The consumer culture we are in teaches us to see the planet as simply ‘the environment’ – something akin to a stage on which we, the important actors, play out and make our lives. We have been taught to see the world simply as a resource, for us to use however we like for our own benefit.
However, Scripture gives us a different picture. The world is something that God has made and loves. He thinks it is ‘very good’ (Genesis 1:31) – so good in fact that he creates a whole species which he tasks with the job of looking after his precious creation (Genesis 1:26-28; 2:15). We are ‘adam from the ‘adamah (Hebrew for earth), intricately connected to the rest of creation. When the wider creation is harmed then we will be too.
The planet was made by Jesus and through Jesus and for Jesus (Colossians 1:16). That’s a stunning declaration of the value that is in this world. It is as if the planet was created to be a gift from the Father to the Son. How dare we defile something that bears the hallmarks of God in this way?
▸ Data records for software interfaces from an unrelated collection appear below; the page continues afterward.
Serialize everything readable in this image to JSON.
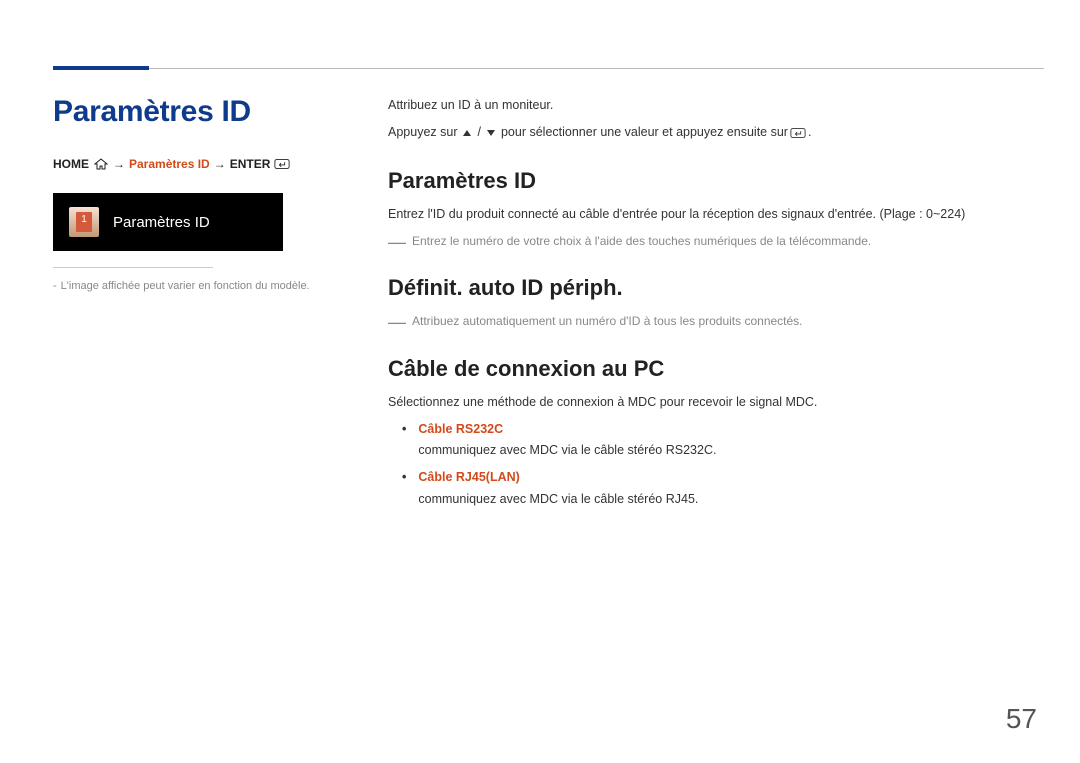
{
  "title": "Paramètres ID",
  "breadcrumb": {
    "home": "HOME",
    "path": "Paramètres ID",
    "enter": "ENTER"
  },
  "menu_card": {
    "label": "Paramètres ID"
  },
  "footnote": "L'image affichée peut varier en fonction du modèle.",
  "intro1": "Attribuez un ID à un moniteur.",
  "intro2_pre": "Appuyez sur",
  "intro2_post": "pour sélectionner une valeur et appuyez ensuite sur",
  "section1": {
    "heading": "Paramètres ID",
    "text": "Entrez l'ID du produit connecté au câble d'entrée pour la réception des signaux d'entrée. (Plage : 0~224)",
    "note": "Entrez le numéro de votre choix à l'aide des touches numériques de la télécommande."
  },
  "section2": {
    "heading": "Définit. auto ID périph.",
    "note": "Attribuez automatiquement un numéro d'ID à tous les produits connectés."
  },
  "section3": {
    "heading": "Câble de connexion au PC",
    "text": "Sélectionnez une méthode de connexion à MDC pour recevoir le signal MDC.",
    "bullets": [
      {
        "title": "Câble RS232C",
        "desc": "communiquez avec MDC via le câble stéréo RS232C."
      },
      {
        "title": "Câble RJ45(LAN)",
        "desc": "communiquez avec MDC via le câble stéréo RJ45."
      }
    ]
  },
  "page_number": "57"
}
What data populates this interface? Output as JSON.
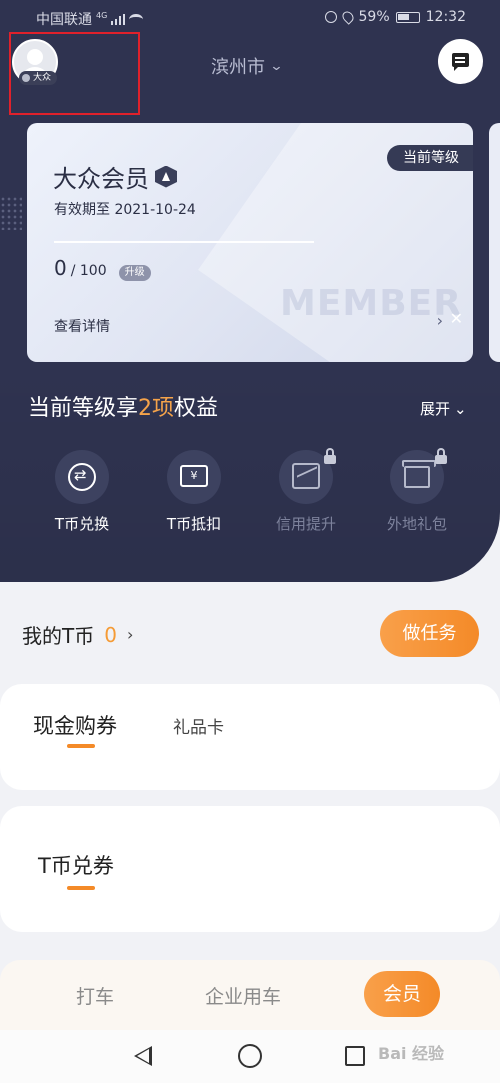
{
  "status_bar": {
    "carrier": "中国联通",
    "network": "4G",
    "battery": "59%",
    "time": "12:32"
  },
  "header": {
    "avatar_tag": "大众",
    "city": "滨州市",
    "city_chevron": "⌄"
  },
  "member_card": {
    "level_badge": "当前等级",
    "title": "大众会员",
    "expiry": "有效期至 2021-10-24",
    "points_current": "0",
    "points_total": "/ 100",
    "progress_fraction": 0,
    "upgrade_label": "升级",
    "watermark": "MEMBER",
    "details_label": "查看详情"
  },
  "benefits": {
    "title_prefix": "当前等级享",
    "title_highlight": "2项",
    "title_suffix": "权益",
    "expand_label": "展开",
    "items": [
      {
        "label": "T币兑换",
        "icon": "exchange-icon",
        "locked": false
      },
      {
        "label": "T币抵扣",
        "icon": "ticket-icon",
        "locked": false
      },
      {
        "label": "信用提升",
        "icon": "chart-icon",
        "locked": true
      },
      {
        "label": "外地礼包",
        "icon": "gift-icon",
        "locked": true
      }
    ]
  },
  "tcoin": {
    "label": "我的T币",
    "amount": "0",
    "task_button": "做任务"
  },
  "coupon_tabs": {
    "active": "现金购券",
    "inactive": "礼品卡"
  },
  "exchange_section": {
    "title": "T币兑券"
  },
  "bottom_nav": {
    "items": [
      "打车",
      "企业用车"
    ],
    "active": "会员"
  },
  "watermark": "Bai 经验",
  "colors": {
    "accent": "#f48a28",
    "dark_bg": "#2f3350",
    "highlight": "#f5a34a"
  }
}
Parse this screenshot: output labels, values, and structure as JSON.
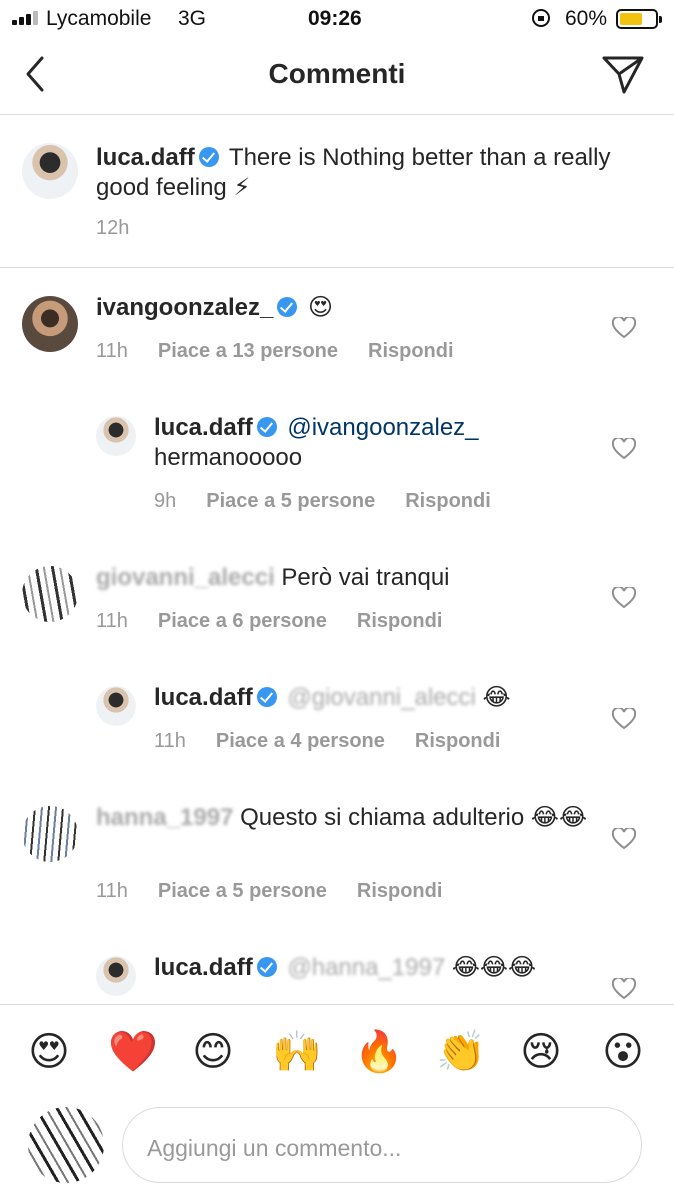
{
  "status": {
    "carrier": "Lycamobile",
    "network": "3G",
    "time": "09:26",
    "battery": "60%",
    "battery_level": 0.6
  },
  "header": {
    "title": "Commenti",
    "back_icon": "chevron-left-icon",
    "send_icon": "paper-plane-icon"
  },
  "caption": {
    "username": "luca.daff",
    "text": "There is Nothing better than a really good feeling ⚡",
    "time": "12h"
  },
  "comments": [
    {
      "username": "ivangoonzalez_",
      "verified": true,
      "text": "😍",
      "time": "11h",
      "likes": "Piace a 13 persone",
      "reply": "Rispondi"
    },
    {
      "username": "luca.daff",
      "verified": true,
      "mention": "@ivangoonzalez_",
      "text": "hermanooooo",
      "time": "9h",
      "likes": "Piace a 5 persone",
      "reply": "Rispondi"
    },
    {
      "username": "giovanni_alecci",
      "text": "Però vai tranqui",
      "time": "11h",
      "likes": "Piace a 6 persone",
      "reply": "Rispondi"
    },
    {
      "username": "luca.daff",
      "verified": true,
      "mention": "@giovanni_alecci",
      "text": "😂",
      "time": "11h",
      "likes": "Piace a 4 persone",
      "reply": "Rispondi"
    },
    {
      "username": "hanna_1997",
      "text": "Questo si chiama adulterio 😂😂",
      "time": "11h",
      "likes": "Piace a 5 persone",
      "reply": "Rispondi"
    },
    {
      "username": "luca.daff",
      "verified": true,
      "mention": "@hanna_1997",
      "text": "😂😂😂"
    }
  ],
  "emojis": [
    "😍",
    "❤️",
    "😊",
    "🙌",
    "🔥",
    "👏",
    "😢",
    "😮"
  ],
  "composer": {
    "placeholder": "Aggiungi un commento..."
  },
  "colors": {
    "accent": "#3897f0",
    "text": "#262626",
    "muted": "#999999",
    "divider": "#dbdbdb"
  }
}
So how will we live out this transformed relationship with the earth? Or maybe the better question is, how will I live out this relationship? I need to make a response myself, I can’t just tell you what to do. So here goes:
Because I want to love this world and don’t want to see millions pushed into poverty or other species destroyed through climate change, I’ve looked long and hard at how I live my life. This year, any travel I’ve done in the UK and mainland Europe I’ve done by train or car rather than flying (it’s more time consuming but it’s much nicer, and I can get work done or look out the window depending on my mood). I turned down an offer to be the main speaker at a conference in Australia (that was tough – I would have liked to have done it). But I also know I’ve flown too much because of my work and am determined not to do that next year.
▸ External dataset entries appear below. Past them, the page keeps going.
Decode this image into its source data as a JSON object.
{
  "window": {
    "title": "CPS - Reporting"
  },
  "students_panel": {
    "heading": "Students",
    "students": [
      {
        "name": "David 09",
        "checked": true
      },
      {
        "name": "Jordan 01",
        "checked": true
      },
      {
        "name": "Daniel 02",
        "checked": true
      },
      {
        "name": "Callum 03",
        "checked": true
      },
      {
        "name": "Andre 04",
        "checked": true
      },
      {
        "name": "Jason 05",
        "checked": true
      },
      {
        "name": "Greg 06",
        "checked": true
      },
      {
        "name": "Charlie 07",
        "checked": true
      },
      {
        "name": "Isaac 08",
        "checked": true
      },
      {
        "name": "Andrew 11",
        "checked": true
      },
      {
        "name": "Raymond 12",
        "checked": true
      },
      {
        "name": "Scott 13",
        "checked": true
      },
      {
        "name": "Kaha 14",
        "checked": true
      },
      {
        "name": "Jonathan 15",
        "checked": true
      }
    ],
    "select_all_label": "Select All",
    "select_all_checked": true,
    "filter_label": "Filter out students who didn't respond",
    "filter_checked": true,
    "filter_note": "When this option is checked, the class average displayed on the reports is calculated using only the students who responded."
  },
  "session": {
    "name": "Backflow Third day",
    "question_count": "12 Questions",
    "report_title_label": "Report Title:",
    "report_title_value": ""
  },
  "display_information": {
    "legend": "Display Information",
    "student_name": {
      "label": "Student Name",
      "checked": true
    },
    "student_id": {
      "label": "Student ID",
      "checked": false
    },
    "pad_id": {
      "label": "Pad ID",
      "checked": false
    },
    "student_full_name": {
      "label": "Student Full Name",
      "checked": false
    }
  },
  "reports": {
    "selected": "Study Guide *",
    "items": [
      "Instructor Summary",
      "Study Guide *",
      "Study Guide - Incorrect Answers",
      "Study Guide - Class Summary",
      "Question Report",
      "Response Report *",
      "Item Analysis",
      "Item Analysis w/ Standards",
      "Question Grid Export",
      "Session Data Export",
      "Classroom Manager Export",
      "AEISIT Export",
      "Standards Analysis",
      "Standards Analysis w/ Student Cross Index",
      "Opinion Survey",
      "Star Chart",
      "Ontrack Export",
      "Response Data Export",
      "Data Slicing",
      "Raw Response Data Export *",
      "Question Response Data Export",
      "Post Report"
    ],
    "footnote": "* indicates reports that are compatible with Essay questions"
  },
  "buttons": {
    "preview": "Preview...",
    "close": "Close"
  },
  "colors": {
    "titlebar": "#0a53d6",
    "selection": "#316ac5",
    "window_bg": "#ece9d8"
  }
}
I’ve switched to a mostly plant and grain based diet and grow a lot of my own vegetables as well as supporting a local organic grower. When I took my job at Tearfund and knew I’d have to drive more, I asked them to install charging points and I got an electric car which is charged with electricity from a green energy supplier (and from my solar panels at home). Take a look here for more we can all do.
Because of the urgency of this situation, I helped start up Eco Church, a scheme to help churches look after God’s world through all areas of church life. We can act as local churches and as the global church together, acting and praying to see change. Get your church signed up!
I’m determined to use my voice to speak up and push our governments to fulfil the commitments made under the Paris Agreement – and yes let’s push Trump to do so too. And, please join Tearfund in calling the World Bank to switch their billions of pounds of energy investment in developing countries from fossil fuels to renewable power.
What will you do?
As followers of this Jesus through whom all things were made, let us be at the forefront of demonstrating a different relationship with the planet: a relationship of humility, servanthood, gentleness, mercy and compassion; one in which, instead of striving to pile up more and more goods for ourselves, we commit ourselves to working for justice and the flourishing of the natural world. Let us join God in loving this world that he has made.
( This article was first published on Christian Today. You can see the original article here. Image: ReutersAerial view of Trabuco Canyon as a tanker aircraft dumps water onto Holy Fire, Near Santiago Peak, California, August 6, 2018)